# Records to use:
=== Section Start ===

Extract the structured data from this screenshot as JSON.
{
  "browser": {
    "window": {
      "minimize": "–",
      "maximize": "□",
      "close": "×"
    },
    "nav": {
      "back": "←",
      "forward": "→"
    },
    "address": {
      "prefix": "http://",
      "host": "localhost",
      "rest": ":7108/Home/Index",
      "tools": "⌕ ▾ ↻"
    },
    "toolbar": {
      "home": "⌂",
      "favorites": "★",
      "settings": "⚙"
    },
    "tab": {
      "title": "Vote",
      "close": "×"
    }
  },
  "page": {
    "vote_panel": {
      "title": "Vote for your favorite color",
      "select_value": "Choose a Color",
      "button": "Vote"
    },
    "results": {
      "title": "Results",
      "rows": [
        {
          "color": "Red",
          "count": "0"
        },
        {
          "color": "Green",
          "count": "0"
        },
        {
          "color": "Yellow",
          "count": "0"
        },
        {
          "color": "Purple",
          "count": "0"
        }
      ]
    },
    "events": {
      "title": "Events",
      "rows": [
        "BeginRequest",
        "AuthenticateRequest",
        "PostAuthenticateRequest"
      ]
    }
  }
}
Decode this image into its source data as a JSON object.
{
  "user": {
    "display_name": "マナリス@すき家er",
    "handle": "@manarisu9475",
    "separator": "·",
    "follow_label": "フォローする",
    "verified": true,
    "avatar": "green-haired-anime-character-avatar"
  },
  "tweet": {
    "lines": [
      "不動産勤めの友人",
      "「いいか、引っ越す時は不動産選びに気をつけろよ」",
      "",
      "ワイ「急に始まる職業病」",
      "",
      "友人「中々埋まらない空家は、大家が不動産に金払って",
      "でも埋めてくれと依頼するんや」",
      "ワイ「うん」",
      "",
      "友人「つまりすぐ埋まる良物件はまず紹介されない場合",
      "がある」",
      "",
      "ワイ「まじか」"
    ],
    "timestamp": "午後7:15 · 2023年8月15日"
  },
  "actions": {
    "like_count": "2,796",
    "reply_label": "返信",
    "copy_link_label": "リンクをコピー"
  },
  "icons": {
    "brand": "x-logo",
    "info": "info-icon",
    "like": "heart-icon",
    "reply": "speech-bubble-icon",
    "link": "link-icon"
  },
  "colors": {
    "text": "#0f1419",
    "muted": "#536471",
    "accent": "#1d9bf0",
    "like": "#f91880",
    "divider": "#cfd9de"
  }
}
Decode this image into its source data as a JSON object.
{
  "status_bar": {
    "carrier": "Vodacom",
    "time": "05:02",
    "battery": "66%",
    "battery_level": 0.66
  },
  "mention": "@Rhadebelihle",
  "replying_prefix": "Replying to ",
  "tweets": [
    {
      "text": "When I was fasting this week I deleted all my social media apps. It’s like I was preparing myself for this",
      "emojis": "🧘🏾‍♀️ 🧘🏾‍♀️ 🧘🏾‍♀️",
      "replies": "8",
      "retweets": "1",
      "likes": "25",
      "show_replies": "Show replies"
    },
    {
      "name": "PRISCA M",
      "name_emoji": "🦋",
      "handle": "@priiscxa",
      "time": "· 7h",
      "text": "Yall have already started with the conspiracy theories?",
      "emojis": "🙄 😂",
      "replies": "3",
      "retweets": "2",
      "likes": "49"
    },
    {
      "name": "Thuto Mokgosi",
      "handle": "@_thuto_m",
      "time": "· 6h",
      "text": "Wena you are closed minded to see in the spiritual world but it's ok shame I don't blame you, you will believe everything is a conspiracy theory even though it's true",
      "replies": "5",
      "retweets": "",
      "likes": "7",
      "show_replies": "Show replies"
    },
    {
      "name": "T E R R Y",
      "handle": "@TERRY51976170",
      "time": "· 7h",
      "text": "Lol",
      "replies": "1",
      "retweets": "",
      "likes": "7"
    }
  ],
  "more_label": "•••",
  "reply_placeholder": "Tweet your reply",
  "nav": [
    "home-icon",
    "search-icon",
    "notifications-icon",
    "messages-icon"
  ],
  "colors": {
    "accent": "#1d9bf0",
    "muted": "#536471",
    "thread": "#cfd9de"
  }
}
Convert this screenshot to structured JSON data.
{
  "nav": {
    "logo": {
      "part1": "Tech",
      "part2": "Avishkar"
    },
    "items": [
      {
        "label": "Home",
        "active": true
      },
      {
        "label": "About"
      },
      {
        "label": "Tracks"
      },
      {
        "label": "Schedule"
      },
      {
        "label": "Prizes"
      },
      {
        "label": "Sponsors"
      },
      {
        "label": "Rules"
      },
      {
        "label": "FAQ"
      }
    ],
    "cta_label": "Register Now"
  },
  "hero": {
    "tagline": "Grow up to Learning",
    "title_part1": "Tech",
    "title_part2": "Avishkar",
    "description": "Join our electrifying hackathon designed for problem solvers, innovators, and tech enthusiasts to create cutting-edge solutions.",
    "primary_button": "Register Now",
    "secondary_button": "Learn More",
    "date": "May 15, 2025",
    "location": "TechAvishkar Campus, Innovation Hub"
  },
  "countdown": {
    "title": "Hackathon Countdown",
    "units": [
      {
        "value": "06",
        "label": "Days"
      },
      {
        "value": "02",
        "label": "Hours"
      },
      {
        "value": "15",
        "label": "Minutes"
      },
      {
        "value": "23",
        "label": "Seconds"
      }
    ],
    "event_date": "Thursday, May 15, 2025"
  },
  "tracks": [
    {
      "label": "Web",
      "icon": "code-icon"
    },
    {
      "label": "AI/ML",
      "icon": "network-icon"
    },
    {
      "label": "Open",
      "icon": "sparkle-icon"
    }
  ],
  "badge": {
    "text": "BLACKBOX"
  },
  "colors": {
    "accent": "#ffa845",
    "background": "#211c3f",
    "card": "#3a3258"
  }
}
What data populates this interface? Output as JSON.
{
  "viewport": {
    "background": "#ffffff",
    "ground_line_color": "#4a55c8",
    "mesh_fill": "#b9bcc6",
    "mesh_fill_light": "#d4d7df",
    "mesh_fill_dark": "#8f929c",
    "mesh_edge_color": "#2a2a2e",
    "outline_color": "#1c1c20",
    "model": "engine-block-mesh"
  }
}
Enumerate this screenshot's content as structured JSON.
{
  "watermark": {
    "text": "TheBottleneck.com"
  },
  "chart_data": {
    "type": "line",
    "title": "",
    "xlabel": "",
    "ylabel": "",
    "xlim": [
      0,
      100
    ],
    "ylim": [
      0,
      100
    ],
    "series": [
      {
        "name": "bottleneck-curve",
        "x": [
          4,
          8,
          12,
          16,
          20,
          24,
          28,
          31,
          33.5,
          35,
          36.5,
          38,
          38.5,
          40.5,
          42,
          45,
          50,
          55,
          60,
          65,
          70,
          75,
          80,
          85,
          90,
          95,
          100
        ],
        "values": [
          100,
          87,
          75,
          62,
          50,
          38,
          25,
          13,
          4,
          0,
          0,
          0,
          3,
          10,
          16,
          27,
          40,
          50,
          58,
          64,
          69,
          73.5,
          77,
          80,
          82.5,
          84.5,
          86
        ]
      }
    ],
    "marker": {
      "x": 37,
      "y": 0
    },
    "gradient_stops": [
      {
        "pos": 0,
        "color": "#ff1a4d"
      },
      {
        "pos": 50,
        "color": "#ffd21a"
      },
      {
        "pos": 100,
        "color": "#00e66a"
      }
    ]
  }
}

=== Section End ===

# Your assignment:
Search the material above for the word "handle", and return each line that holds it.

# Written response:
    "handle": "@manarisu9475",
      "handle": "@priiscxa",
      "handle": "@_thuto_m",
      "handle": "@TERRY51976170",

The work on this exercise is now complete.